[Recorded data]
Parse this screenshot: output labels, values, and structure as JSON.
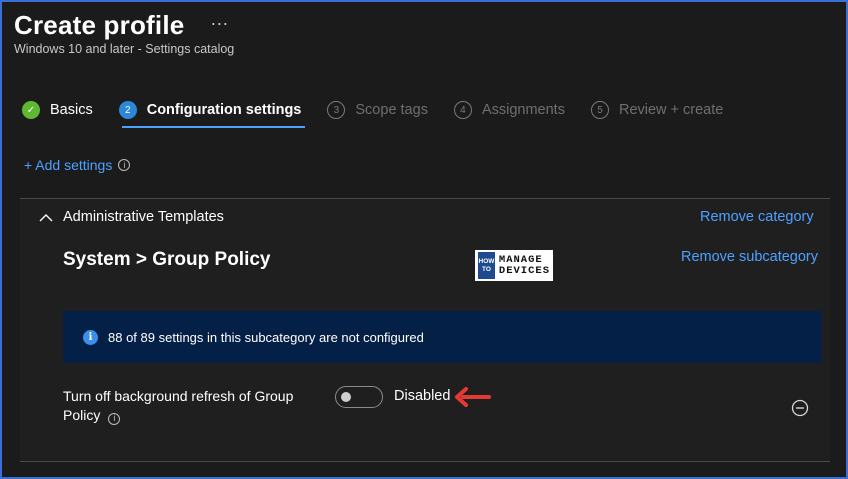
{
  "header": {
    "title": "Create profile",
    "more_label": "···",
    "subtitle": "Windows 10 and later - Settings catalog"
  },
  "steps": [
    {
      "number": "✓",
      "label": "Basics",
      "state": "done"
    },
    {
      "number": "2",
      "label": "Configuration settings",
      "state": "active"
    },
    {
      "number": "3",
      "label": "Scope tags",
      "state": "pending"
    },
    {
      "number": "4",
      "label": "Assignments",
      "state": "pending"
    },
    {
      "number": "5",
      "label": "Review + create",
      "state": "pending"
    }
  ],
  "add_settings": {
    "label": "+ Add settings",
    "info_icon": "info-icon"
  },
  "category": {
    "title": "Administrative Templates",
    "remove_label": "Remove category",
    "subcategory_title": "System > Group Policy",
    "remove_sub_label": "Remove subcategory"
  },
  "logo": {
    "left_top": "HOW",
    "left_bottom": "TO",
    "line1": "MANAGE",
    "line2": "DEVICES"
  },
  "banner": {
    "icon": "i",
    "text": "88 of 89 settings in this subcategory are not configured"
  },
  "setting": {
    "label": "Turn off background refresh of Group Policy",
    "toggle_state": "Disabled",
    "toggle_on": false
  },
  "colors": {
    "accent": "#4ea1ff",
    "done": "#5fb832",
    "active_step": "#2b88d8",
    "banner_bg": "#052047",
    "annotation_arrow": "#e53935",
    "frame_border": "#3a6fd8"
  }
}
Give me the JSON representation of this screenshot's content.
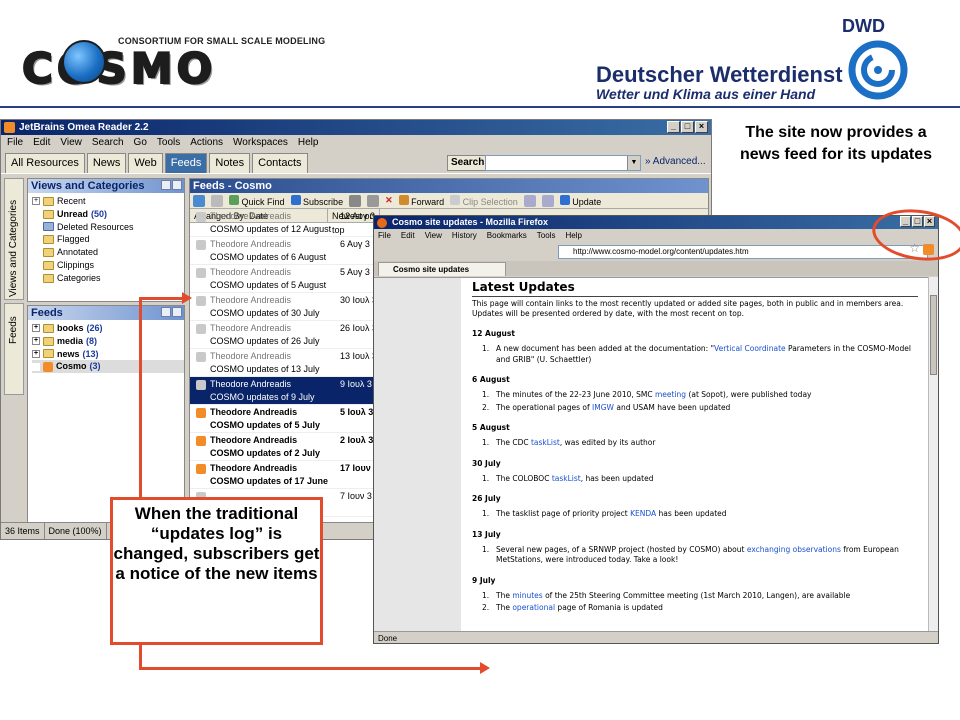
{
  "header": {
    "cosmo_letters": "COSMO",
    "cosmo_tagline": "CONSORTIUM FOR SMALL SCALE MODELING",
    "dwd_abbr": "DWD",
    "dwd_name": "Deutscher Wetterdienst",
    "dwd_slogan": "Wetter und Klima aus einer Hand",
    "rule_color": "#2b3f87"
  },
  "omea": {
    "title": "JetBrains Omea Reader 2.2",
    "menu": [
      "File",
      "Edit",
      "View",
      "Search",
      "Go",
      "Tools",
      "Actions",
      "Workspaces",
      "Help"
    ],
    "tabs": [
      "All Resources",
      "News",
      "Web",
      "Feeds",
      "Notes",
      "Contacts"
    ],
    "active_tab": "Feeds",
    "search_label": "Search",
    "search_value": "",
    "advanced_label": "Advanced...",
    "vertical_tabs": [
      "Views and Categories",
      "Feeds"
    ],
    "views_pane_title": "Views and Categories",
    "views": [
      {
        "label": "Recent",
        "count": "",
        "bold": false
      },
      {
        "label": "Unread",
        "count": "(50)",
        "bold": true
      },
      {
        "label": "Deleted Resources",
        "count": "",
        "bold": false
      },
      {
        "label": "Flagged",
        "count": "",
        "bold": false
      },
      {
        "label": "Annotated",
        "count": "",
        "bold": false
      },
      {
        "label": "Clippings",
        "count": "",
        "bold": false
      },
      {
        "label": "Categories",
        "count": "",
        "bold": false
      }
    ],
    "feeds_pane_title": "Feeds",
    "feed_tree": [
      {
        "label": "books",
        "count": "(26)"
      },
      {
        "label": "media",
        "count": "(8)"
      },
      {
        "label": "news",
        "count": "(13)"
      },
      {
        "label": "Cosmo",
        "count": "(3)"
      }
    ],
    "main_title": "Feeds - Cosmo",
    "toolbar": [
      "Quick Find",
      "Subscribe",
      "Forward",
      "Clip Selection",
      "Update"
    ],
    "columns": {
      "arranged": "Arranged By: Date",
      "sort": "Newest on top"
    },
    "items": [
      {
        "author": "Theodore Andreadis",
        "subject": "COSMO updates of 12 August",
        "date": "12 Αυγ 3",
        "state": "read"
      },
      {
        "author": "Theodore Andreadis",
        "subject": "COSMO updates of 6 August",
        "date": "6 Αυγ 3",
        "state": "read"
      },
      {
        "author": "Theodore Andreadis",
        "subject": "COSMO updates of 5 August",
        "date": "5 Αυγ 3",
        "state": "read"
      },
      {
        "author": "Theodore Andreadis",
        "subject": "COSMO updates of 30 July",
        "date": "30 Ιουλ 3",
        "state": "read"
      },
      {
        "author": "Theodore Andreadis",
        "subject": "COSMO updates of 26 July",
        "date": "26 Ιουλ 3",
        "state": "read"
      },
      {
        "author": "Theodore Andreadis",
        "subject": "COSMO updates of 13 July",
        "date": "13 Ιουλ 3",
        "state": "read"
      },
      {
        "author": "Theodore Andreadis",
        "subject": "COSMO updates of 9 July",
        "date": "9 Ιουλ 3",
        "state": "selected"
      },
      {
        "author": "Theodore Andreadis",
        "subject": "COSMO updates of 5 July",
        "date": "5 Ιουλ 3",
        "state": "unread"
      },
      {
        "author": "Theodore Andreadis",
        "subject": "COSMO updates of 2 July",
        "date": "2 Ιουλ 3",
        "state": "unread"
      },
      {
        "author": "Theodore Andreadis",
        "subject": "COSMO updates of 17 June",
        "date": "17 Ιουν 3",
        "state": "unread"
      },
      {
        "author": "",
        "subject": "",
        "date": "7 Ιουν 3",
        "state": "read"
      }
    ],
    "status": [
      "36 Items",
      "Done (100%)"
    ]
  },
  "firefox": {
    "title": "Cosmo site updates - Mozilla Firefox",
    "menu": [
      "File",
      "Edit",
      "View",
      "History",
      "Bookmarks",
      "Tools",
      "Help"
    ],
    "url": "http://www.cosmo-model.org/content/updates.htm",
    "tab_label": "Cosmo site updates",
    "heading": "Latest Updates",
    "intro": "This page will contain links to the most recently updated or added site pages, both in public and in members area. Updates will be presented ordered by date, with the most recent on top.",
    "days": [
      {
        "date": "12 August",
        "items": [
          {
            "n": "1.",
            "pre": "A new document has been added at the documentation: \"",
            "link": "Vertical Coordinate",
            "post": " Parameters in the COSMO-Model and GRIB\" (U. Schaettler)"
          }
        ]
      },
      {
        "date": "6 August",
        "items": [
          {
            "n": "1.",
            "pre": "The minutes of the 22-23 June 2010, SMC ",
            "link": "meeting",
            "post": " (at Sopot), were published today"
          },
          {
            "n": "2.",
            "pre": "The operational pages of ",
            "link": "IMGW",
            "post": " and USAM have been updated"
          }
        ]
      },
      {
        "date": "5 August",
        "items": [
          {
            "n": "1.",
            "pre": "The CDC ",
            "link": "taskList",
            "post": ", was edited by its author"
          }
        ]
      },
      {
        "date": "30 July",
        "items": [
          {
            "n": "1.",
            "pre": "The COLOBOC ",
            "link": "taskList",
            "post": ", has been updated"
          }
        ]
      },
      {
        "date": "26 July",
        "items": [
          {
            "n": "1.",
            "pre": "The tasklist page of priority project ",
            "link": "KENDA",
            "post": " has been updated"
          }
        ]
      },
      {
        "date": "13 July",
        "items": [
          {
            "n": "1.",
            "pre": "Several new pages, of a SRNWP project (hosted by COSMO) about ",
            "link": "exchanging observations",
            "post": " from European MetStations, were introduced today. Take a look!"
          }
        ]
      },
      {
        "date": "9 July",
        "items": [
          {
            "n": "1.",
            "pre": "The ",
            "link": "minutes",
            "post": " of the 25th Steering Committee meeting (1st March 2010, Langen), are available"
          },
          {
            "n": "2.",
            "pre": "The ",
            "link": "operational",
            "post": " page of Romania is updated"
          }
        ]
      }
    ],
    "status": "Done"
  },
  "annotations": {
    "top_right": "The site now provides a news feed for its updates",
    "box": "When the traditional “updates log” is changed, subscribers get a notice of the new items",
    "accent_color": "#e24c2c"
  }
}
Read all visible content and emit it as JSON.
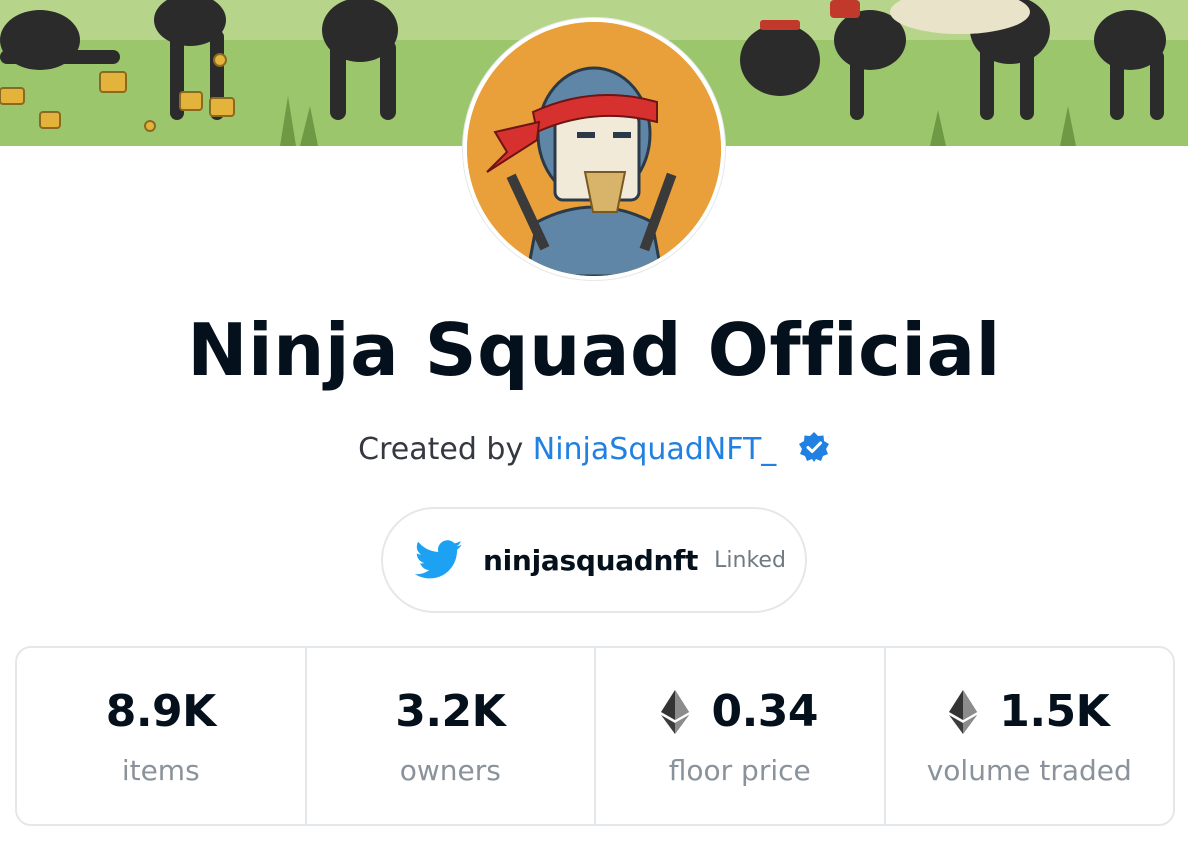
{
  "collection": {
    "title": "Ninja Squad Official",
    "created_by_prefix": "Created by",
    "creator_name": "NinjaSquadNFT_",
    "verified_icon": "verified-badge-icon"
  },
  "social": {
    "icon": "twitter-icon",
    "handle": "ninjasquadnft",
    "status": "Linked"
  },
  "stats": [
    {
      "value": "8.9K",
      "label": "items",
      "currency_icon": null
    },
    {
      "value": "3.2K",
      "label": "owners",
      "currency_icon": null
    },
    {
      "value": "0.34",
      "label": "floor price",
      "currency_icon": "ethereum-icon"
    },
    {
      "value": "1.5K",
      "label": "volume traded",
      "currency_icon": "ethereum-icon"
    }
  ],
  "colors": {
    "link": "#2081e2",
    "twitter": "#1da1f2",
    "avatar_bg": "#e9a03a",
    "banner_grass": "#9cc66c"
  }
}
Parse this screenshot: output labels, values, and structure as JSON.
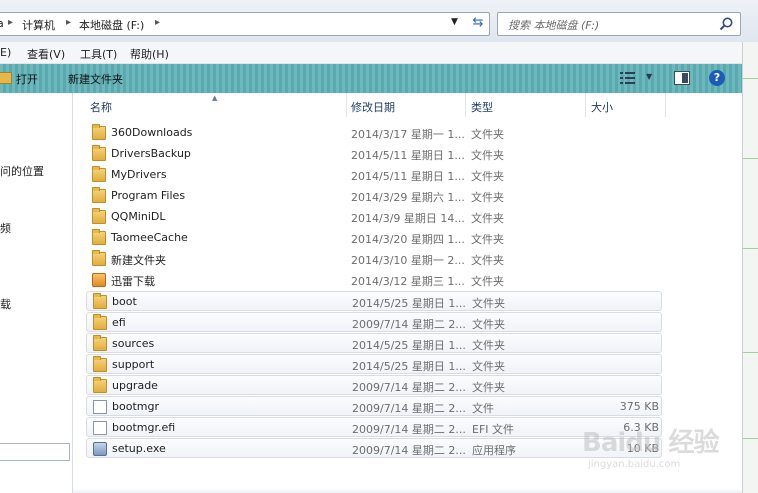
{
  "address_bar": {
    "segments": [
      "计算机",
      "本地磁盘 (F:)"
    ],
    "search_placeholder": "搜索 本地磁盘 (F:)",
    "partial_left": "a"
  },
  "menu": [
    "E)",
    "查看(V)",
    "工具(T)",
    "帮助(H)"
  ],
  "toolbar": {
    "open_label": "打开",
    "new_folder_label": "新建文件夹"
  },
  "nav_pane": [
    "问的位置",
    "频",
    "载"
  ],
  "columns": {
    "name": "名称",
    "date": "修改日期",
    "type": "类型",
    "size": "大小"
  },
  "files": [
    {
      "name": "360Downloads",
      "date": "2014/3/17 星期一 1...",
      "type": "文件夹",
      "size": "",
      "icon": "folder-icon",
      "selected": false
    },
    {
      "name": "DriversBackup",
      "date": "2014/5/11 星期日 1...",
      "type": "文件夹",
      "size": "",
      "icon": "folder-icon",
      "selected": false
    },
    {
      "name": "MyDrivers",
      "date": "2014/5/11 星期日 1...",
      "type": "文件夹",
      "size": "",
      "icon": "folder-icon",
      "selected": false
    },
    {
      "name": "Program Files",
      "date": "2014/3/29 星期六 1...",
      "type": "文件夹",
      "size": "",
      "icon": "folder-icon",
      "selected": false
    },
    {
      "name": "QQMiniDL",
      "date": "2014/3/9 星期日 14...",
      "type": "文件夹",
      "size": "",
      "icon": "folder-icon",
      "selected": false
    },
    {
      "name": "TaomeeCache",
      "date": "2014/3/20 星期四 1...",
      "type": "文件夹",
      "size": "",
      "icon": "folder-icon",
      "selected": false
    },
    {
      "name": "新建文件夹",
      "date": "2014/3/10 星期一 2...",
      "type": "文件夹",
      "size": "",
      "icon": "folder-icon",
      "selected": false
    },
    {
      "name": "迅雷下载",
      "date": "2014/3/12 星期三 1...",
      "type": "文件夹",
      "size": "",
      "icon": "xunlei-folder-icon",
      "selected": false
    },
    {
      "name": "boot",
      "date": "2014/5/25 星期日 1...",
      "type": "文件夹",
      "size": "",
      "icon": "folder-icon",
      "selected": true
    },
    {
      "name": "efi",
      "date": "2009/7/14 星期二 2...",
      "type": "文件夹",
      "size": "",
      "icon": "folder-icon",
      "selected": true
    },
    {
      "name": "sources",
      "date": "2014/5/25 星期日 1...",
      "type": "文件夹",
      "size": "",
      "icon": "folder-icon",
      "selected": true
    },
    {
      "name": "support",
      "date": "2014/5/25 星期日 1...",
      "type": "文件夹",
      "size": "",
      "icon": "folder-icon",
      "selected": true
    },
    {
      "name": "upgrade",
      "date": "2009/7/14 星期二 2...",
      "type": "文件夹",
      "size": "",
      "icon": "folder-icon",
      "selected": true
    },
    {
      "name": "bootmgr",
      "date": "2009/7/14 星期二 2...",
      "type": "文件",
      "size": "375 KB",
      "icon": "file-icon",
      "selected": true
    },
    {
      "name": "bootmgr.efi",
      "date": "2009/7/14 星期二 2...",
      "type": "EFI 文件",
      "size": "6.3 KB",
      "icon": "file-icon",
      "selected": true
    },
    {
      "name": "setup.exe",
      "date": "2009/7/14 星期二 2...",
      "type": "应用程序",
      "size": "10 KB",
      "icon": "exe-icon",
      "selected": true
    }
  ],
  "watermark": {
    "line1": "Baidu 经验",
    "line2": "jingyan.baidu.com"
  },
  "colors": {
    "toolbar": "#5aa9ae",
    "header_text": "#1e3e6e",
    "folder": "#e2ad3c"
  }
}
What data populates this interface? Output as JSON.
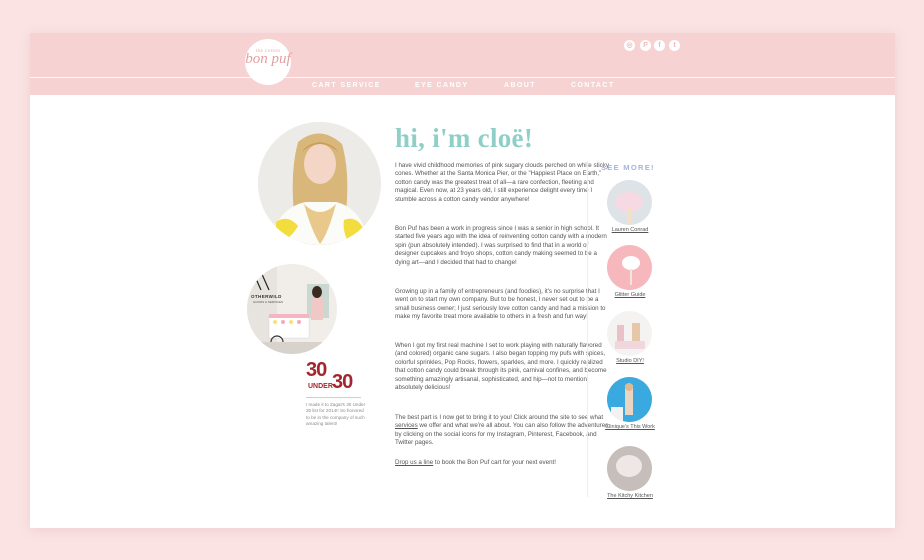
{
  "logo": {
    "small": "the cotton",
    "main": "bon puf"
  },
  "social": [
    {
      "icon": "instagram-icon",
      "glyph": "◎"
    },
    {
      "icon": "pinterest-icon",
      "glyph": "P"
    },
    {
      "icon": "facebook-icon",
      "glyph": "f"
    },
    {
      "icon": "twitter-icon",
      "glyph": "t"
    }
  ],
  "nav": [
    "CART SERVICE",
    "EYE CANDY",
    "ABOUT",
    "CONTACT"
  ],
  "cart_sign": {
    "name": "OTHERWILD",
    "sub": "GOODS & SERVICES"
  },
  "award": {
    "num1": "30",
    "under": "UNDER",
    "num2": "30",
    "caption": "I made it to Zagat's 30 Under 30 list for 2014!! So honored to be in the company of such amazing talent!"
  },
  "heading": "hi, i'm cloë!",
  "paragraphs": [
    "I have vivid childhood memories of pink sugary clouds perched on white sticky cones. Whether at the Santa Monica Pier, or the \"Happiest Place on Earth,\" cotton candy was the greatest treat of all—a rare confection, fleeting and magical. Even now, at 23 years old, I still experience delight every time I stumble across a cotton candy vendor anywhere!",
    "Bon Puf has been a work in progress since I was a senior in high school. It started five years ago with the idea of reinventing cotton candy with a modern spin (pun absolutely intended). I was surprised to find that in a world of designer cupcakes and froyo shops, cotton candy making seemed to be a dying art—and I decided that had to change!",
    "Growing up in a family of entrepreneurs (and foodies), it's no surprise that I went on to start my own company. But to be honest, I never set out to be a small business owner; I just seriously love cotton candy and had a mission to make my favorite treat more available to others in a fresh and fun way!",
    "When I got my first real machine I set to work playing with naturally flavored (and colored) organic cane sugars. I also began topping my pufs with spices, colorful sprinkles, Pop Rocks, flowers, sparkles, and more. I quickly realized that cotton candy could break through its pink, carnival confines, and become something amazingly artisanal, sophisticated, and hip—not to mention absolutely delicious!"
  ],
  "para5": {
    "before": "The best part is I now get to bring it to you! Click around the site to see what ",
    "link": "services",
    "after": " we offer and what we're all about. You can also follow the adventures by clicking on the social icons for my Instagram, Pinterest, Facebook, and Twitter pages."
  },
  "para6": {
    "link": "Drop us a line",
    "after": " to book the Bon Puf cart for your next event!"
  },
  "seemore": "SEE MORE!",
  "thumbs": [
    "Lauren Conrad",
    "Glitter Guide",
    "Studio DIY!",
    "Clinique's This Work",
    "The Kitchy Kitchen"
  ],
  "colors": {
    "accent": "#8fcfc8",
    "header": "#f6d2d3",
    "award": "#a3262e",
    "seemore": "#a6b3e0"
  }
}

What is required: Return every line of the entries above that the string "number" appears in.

Your response:
      "number": "✓",
      "number": "2",
      "number": "3",
      "number": "4",
      "number": "5",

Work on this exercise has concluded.